EXERCISE GOAL
Scan the records and identify every line in which the string "generated" occurs, then return those lines.

== MATERIALS PROVIDED ==

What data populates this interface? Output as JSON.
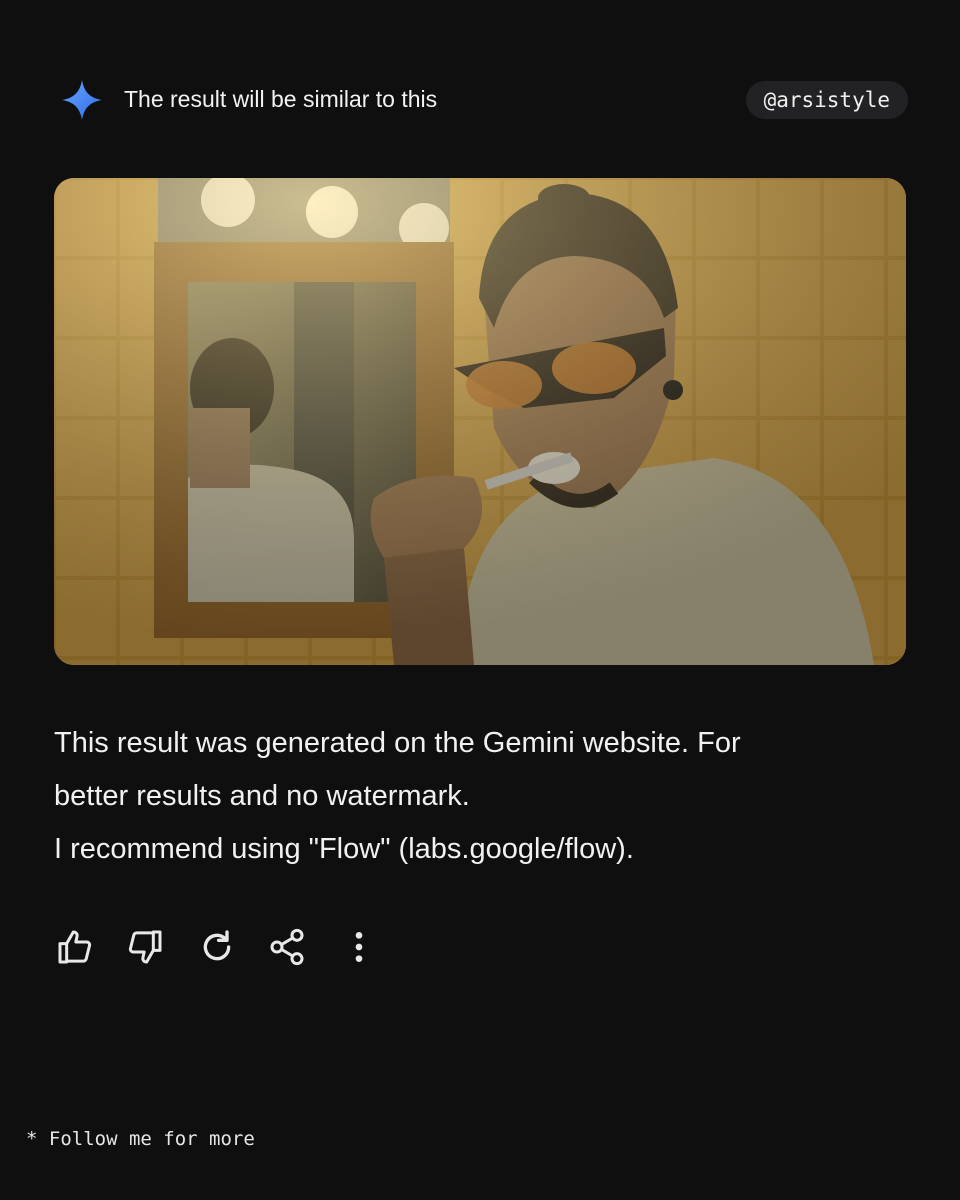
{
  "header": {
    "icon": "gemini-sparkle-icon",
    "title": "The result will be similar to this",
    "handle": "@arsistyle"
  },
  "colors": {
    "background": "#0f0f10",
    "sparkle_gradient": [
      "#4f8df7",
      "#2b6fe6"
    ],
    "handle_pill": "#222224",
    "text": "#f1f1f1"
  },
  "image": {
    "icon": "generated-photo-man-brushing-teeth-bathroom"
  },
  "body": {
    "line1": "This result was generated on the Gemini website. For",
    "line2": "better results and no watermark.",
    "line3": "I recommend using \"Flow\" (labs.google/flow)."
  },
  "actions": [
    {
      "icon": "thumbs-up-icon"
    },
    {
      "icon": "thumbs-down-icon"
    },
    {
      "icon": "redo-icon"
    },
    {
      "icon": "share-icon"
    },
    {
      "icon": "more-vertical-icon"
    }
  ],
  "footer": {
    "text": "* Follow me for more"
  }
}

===

SOLUTION
    "icon": "generated-photo-man-brushing-teeth-bathroom"
    "line1": "This result was generated on the Gemini website. For",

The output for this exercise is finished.